Lizards are a widespread group of squamate reptiles, with approximately over 6,000 species, ranging across all continents except Antarctica, as well as most oceanic island chains. The group, traditionally recognized as the suborder Lacertilia, is defined as all extant members of the Lepidosauria (reptiles with overlapping scales) that are neither sphenodonts (i.e., tuatara) nor snakes – they form an evolutionary grade. While the snakes are recognized as falling phylogenetically within the Toxicofera clade from which they evolved, the sphenodonts are the sister group to the squamates, the larger monophyletic group, which includes both the lizards and the snakes.
Lizards typically have feet and external ears, while snakes lack both of these characteristics. However, because they are defined negatively as excluding snakes, lizards have no unique distinguishing characteristic as a group.Lizards and snakes share a movable quadrate bone, distinguishing them from the sphenodonts, which have more primitive and solid diapsid skulls. Many lizards can detach their tails to escape from predators, an act called autotomy.
Owls are birds from the order Strigiformes, which includes about two hundred species of mostly solitary and nocturnal birds of prey typified by an upright stance, a large, broad head, binocular vision, binaural hearing, sharp talons, and feathers adapted for silent flight.
Exceptions include the diurnal northern hawk-owl and the gregarious burrowing owl. Owls hunt mostly small mammals, insects, and other birds although a few species specialize in hunting fish. They are found in all regions of the Earth except Antarctica and some remote islands.
Owls possess large forward-facing eyes and ear-holes, a hawk-like beak, a flat face, and usually a conspicuous circle of feathers, a facial disc, around each eye. The feathers making up this disc can be adjusted in order to sharply focus sounds from varying distances onto the owls' asymmetrically placed ear cavities. Most birds of prey have eyes on the sides of their heads, but the stereoscopic nature of the owl's forward-facing eyes permits the greater sense of depth perception necessary for low-light hunting. Although owls have binocular vision, their large eyes are fixed in their sockets—as are those of other birds—so they must turn their entire head to change views.

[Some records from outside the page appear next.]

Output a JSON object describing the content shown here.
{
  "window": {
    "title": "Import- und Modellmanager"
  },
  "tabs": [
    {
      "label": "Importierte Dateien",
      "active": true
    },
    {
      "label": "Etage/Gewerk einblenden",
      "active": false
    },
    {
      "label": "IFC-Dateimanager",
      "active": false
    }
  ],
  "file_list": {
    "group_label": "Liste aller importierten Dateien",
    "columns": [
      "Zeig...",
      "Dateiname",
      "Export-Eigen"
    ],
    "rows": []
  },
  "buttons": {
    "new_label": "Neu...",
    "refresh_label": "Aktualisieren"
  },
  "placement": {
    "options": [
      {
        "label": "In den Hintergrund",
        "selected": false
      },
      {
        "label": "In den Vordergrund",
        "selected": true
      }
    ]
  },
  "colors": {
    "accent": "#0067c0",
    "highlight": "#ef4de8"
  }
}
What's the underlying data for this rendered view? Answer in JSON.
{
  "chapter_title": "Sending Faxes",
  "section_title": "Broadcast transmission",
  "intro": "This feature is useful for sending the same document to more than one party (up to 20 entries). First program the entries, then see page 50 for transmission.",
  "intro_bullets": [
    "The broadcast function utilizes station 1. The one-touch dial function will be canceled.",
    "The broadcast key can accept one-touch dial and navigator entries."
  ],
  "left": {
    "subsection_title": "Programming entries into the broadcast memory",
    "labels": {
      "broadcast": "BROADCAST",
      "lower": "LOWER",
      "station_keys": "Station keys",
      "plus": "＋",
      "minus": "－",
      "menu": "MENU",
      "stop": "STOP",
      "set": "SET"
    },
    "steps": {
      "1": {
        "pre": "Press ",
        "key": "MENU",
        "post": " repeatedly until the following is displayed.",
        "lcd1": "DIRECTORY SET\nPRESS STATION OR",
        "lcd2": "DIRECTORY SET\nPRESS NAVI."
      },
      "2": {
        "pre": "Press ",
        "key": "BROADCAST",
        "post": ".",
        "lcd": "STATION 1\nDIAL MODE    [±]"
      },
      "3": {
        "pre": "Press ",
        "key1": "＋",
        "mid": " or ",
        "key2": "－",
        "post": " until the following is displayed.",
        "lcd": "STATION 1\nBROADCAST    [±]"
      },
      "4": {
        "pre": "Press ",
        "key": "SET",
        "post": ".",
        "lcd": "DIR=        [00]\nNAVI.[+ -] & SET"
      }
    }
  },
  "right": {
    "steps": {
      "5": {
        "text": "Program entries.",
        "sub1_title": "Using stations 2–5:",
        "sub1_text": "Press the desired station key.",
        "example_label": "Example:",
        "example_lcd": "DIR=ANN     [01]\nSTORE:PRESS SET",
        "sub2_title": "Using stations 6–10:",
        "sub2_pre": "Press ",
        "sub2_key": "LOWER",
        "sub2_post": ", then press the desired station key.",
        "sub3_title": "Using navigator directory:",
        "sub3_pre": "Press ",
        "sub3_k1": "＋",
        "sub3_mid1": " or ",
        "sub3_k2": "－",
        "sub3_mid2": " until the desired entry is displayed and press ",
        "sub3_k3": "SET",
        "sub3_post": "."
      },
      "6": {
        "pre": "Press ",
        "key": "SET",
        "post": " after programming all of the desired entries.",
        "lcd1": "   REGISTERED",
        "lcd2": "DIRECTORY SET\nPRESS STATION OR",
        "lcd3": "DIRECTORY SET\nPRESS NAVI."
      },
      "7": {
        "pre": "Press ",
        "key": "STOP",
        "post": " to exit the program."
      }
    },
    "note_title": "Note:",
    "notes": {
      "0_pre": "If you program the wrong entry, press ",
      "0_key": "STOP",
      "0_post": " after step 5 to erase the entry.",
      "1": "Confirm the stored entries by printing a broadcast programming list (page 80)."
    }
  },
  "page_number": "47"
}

Parrots, also known as psittacines, are birds of the roughly 393 species in 92 genera that make up the order Psittaciformes, found in most tropical and subtropical regions. The order is subdivided into three superfamilies: the Psittacoidea ("true" parrots), the Cacatuoidea (cockatoos), and the Strigopoidea (New Zealand parrots).Parrots have a generally pantropical distribution with several species inhabiting temperate regions in the Southern Hemisphere, as well. The greatest diversity of parrots is in South America and Australasia.
Characteristic features of parrots include a strong, curved bill, an upright stance, strong legs, and clawed zygodactyl feet. Many parrots are vividly coloured, and some are multi-coloured. Most parrots exhibit little or no sexual dimorphism. They form the most variably sized bird order in terms of length.
The most important components of most parrots' diets are seeds, nuts, fruit, buds, and other plant material. A few species sometimes eat animals and carrion, while the lories and lorikeets are specialised for feeding on floral nectar and soft fruits. Almost all parrots nest in tree hollows (or nest boxes in captivity), and lay white eggs from which hatch altricial (helpless) young.